A state report published in September 2008 concluded there were issues with groundwater contamination at many of the service plazas and leaky underground fuel storage tanks at 15 of the 23 locations.

But Casamento did not want to get into details of the draft agreement with Exxon Mobil.

"Clearly, they're responsible for any pre-existing contamination," Casamento said.

Earlier this week Gov.-elect Dan Malloy expressed concern that the $4.8 million "might be the first of many appropriations needed for cleaning up Exxon Mobil's contamination of these sites." Asked afterward for additional details, DOT spokesman Judd Everhart said, "There's a (cost) number in the draft and that is the number we believe will cover the costs of the remedial work." The draft agreement requires final approval from Attorney General Richard Blumenthal's office.

Blumenthal, in a statement Friday afternoon, said, "My office is working closely with the Department of Environmental Protection to ensure we reach the best possible agreement to remediate and pay for contamination at (the) rest stops and fully protect taxpayers.
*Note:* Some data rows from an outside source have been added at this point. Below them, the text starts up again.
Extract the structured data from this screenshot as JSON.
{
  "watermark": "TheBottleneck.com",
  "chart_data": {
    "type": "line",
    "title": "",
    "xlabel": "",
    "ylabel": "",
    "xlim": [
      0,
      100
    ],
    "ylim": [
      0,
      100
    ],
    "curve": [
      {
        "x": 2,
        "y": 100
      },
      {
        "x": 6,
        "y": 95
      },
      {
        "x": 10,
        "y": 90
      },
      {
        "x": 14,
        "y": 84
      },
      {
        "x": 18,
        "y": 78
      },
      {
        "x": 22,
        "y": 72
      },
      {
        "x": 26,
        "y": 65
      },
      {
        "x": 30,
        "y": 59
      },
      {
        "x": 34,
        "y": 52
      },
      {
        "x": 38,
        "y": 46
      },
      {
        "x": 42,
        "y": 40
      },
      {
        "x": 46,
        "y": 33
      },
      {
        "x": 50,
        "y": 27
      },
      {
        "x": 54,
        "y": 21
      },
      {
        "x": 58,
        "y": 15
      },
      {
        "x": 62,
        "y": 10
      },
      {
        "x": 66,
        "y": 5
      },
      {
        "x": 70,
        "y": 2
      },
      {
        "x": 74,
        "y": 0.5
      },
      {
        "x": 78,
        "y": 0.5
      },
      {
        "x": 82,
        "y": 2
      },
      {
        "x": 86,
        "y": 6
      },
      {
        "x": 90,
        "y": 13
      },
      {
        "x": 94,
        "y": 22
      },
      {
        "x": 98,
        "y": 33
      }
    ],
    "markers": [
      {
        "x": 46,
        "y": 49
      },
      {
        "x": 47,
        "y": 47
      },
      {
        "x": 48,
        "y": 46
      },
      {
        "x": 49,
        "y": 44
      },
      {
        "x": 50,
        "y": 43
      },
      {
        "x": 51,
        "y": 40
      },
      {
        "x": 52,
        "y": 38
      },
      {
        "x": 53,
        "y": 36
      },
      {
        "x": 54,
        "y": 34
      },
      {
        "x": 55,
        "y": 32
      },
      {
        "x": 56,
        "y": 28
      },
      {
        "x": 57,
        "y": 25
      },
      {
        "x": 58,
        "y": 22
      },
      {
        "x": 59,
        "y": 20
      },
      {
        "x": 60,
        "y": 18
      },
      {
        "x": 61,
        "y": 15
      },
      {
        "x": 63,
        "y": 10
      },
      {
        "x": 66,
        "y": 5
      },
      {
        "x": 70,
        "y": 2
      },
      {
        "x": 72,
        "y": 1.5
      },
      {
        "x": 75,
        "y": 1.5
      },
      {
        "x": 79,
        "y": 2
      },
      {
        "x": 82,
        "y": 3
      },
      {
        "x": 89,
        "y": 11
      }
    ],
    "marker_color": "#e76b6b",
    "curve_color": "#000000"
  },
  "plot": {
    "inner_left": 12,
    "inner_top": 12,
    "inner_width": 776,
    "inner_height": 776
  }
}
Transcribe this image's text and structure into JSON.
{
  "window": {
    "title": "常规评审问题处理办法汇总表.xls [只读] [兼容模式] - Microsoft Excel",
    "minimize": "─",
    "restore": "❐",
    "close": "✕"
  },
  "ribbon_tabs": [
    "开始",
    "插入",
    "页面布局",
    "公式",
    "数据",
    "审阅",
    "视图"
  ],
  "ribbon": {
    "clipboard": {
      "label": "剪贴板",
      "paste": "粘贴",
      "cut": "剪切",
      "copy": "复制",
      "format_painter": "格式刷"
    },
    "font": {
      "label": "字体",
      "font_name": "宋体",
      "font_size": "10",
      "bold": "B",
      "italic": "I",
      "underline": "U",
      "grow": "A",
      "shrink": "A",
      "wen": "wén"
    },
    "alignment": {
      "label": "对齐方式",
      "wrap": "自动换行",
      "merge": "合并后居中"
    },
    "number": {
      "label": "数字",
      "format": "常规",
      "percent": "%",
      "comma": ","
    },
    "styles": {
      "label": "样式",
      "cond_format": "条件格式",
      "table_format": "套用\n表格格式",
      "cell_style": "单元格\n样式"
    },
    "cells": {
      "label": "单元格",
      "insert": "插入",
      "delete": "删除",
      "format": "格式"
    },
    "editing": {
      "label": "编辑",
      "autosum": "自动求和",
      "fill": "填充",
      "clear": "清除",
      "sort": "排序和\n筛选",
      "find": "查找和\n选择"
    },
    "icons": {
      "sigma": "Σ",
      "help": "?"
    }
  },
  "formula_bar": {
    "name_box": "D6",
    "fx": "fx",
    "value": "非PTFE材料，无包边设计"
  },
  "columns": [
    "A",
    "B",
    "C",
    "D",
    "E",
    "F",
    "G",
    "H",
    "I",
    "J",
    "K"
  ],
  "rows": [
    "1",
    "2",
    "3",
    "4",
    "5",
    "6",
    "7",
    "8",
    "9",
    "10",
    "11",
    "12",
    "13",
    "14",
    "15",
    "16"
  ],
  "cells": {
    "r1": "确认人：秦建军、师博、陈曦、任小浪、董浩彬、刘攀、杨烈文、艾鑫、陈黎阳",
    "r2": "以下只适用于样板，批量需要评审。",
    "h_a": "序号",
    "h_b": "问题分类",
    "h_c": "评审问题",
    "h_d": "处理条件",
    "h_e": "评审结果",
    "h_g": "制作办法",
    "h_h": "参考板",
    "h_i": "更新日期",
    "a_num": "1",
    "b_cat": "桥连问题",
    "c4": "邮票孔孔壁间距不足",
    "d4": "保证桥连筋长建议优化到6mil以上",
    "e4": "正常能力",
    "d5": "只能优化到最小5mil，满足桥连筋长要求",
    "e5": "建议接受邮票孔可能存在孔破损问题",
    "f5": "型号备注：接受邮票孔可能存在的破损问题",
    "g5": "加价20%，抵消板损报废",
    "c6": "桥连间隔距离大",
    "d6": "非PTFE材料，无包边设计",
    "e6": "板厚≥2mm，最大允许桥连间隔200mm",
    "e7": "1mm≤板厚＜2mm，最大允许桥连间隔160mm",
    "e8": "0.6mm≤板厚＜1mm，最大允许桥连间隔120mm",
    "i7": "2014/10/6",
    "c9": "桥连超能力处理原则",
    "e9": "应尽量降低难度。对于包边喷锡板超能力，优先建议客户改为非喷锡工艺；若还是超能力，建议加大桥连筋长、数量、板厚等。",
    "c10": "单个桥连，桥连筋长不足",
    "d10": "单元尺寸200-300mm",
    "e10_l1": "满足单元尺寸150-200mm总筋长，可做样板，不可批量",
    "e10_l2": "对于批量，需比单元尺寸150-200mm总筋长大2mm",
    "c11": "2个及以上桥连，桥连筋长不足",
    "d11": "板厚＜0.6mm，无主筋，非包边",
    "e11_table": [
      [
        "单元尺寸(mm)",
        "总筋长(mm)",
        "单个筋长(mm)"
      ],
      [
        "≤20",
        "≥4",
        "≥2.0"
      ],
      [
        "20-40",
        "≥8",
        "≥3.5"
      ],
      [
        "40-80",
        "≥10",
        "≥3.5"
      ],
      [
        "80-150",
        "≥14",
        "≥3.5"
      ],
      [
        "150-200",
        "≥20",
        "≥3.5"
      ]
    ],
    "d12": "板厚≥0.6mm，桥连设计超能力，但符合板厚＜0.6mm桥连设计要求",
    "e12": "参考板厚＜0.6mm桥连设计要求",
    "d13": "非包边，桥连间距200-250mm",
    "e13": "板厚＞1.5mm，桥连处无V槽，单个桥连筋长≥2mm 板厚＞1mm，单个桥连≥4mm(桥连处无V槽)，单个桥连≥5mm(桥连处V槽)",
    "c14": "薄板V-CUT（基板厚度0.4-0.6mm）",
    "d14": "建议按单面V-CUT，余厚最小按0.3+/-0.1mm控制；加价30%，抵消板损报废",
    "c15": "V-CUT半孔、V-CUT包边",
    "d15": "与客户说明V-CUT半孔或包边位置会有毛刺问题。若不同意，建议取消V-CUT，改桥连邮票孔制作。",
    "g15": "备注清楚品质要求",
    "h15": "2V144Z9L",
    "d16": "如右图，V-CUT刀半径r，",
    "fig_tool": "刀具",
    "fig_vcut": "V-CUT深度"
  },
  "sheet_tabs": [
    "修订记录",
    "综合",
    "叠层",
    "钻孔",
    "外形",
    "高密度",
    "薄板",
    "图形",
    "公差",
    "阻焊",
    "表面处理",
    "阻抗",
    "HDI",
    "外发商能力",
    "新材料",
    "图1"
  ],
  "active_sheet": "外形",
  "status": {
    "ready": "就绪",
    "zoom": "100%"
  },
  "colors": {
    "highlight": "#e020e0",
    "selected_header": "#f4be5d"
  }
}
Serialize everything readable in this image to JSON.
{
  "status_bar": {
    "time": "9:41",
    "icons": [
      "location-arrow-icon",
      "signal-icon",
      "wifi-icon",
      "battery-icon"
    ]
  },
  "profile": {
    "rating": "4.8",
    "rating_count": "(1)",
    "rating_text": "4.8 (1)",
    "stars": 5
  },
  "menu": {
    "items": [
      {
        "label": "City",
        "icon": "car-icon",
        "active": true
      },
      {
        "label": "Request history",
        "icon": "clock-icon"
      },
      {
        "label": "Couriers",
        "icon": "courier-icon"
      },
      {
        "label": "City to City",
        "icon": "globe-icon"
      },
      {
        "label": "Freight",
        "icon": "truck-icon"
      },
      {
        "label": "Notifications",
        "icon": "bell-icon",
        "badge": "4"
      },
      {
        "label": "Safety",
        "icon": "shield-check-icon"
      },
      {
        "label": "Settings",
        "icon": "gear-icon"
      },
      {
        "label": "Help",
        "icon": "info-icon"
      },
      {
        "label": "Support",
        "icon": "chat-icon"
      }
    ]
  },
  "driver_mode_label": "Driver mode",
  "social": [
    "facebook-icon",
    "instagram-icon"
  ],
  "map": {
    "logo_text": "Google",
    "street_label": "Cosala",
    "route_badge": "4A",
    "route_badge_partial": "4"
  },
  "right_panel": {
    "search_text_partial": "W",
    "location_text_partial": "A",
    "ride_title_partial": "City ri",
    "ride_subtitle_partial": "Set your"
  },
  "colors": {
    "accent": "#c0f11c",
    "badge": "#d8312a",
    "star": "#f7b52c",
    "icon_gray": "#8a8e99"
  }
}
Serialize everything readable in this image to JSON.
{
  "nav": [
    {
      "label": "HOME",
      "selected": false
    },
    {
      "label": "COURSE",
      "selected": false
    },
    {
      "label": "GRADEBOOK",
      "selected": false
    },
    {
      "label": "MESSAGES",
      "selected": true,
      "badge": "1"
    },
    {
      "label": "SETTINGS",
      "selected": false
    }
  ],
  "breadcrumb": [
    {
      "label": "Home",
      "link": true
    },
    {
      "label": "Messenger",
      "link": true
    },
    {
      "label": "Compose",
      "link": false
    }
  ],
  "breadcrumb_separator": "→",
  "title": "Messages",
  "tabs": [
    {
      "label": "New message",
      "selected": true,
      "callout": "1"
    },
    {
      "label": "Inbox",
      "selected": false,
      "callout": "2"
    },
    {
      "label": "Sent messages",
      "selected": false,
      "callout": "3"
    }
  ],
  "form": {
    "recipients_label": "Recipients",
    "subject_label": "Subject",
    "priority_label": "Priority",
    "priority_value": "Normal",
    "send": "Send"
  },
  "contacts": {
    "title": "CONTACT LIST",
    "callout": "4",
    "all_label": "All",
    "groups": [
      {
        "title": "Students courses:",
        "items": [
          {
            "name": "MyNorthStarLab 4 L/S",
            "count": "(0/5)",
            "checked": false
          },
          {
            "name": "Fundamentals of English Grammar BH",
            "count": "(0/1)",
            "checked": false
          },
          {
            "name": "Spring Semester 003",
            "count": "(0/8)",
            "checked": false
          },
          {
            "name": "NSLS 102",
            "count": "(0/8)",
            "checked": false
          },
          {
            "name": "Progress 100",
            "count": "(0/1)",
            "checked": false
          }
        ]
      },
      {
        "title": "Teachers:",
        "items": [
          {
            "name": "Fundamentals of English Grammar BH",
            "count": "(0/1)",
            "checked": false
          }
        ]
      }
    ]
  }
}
The negotiations are continuing and we cannot comment further." A DEP spokesman also declined comment.

Despite the lack of details, Staples afterward said he was satisfied with Casamento's comments.

Staff Writer Brian Lockhart can be reached at brian.lockhart@scni.com